The 50,000th Nissan Leaf has rolled of the production line at the company’s Sunderland plant, just three years after production of the model started. The flagship factory not only builds the best-selling EV, but also the batteries that power them.
UK built Leafs are exported to 23 markets around the world including locations such as Western Europe – the 50,000th model went to a customer in France – Argentina, Iceland, Israel and Taiwan.
Production at the Nissan site supports more than 2,000 jobs for the company and suppliers, while the factory will continue to be important for the Japanese manufacturer as future generation batteries are confirmed for production in Sunderland after a further £26.5 million investment was confirmed recently.
Paul Willcox, Chairman of Nissan Europe said: “What Nissan is doing today with electric vehicle technology is more advanced than any other car manufacturer. This milestone is another first for Nissan and for our team in Sunderland. No other brand has Nissan’s experience or expertise in both battery and vehicle production, and I’m thrilled that over 50,000 customers in Europe share our vision for a zero-emission future.”
The Nissan Leaf first went on sale five years ago as the first mass-market electric vehicle to go on sale, and remains the best-selling EV around the world with almost 220,000 vehicles sold.

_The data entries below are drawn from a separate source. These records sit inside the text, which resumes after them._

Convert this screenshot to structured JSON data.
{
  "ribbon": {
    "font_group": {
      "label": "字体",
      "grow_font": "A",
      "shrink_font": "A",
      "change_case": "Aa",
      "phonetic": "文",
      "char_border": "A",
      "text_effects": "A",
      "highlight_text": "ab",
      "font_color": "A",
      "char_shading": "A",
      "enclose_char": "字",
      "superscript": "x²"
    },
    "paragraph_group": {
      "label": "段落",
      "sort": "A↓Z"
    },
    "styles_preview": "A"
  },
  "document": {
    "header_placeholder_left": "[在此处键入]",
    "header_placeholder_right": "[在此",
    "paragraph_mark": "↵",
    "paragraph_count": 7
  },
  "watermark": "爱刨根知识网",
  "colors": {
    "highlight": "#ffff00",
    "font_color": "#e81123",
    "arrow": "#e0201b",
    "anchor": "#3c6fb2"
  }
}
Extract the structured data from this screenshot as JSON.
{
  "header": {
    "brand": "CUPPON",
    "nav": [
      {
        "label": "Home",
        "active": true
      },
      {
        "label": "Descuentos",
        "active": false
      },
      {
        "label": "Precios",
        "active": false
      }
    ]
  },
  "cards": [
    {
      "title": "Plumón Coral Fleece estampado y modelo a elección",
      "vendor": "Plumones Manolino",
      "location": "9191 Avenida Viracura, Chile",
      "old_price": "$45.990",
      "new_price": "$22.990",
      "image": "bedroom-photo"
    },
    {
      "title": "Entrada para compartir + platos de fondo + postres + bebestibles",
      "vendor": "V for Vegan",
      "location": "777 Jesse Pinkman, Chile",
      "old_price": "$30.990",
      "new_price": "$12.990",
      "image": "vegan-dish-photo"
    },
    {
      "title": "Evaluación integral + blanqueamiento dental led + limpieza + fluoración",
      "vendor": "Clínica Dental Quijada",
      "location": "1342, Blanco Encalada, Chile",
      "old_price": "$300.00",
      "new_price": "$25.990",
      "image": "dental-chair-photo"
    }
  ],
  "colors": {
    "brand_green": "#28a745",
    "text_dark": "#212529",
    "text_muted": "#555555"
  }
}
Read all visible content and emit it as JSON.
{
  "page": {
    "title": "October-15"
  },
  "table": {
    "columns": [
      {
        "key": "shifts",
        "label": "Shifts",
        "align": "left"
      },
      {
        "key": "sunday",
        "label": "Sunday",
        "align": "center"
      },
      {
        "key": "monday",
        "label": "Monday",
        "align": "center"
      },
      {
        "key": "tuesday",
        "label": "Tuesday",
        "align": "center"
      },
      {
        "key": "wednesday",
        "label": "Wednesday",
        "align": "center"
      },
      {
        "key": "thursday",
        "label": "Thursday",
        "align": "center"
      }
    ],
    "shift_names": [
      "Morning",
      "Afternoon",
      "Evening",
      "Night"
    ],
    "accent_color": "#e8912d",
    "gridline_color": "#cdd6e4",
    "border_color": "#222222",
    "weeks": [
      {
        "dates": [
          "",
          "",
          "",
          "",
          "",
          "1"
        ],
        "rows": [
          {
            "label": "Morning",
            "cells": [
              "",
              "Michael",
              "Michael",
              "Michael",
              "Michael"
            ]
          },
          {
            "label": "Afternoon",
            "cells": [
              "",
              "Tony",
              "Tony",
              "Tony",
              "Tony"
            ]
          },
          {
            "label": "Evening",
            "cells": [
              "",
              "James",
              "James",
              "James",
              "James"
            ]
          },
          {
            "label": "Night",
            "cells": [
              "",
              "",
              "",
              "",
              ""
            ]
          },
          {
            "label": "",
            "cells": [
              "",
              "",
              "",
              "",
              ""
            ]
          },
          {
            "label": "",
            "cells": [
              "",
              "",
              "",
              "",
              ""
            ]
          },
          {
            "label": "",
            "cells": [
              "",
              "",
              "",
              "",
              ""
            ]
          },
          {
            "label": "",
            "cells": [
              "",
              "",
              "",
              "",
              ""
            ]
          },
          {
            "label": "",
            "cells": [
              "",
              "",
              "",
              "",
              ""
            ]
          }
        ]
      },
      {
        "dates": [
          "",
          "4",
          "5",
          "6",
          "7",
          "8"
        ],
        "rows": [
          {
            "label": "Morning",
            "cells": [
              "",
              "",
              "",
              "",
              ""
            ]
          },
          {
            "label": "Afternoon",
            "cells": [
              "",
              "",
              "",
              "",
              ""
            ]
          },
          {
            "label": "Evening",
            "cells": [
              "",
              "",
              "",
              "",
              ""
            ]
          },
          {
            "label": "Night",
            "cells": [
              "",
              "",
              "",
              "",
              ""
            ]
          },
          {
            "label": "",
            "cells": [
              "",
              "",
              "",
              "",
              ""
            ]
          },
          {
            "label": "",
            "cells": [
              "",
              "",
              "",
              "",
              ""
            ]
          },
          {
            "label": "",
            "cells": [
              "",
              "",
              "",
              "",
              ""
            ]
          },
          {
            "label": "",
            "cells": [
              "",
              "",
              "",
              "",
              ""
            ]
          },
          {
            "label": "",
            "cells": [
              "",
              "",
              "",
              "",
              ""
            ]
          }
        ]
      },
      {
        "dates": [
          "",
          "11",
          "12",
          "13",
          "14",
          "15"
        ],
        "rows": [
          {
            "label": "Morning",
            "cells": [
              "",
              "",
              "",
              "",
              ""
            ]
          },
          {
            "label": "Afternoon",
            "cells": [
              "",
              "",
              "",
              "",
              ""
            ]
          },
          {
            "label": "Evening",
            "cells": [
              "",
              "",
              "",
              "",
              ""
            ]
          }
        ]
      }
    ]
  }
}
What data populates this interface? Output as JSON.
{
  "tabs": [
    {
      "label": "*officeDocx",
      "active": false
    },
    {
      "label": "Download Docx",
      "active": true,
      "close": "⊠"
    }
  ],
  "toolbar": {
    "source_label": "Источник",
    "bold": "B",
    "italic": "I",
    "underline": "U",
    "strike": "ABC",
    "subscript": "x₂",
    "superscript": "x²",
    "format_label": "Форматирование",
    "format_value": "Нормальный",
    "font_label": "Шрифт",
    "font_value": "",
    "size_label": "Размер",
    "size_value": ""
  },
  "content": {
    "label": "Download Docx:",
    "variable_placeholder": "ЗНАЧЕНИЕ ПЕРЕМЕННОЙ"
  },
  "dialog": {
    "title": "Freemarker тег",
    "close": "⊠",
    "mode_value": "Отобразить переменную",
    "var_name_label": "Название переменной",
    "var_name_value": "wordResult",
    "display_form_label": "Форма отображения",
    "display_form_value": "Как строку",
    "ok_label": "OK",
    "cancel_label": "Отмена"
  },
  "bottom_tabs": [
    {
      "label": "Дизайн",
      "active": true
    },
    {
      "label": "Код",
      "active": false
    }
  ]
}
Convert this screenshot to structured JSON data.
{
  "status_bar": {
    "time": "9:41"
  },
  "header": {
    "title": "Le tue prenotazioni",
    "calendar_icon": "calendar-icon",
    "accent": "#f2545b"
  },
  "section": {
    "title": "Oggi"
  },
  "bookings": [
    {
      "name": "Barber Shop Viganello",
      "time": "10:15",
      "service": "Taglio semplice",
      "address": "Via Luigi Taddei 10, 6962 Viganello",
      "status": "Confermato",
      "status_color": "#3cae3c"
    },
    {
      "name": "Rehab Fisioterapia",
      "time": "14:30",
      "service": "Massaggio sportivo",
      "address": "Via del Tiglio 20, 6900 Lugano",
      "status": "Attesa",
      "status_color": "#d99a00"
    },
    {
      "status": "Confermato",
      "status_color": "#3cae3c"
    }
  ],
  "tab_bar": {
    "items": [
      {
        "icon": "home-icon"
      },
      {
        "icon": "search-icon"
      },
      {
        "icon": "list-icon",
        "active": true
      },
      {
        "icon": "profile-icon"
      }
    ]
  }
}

UK Transport Minister Andrew Jones said: “This major milestone is great news for Nissan and yet another example of Britain leading the way in developing cleaner vehicle technology, which is good for the environment and supports jobs and growth. Our goal is for nearly every car to be zero emission by 2050 and we are investing £600 million in electric vehicles to make this a reality.”
The news comes as Nissan reveals plans to progress with energy storage solutions using both EVs and recycled Leaf batteries to allow customers cheaper and smarter electricity usage.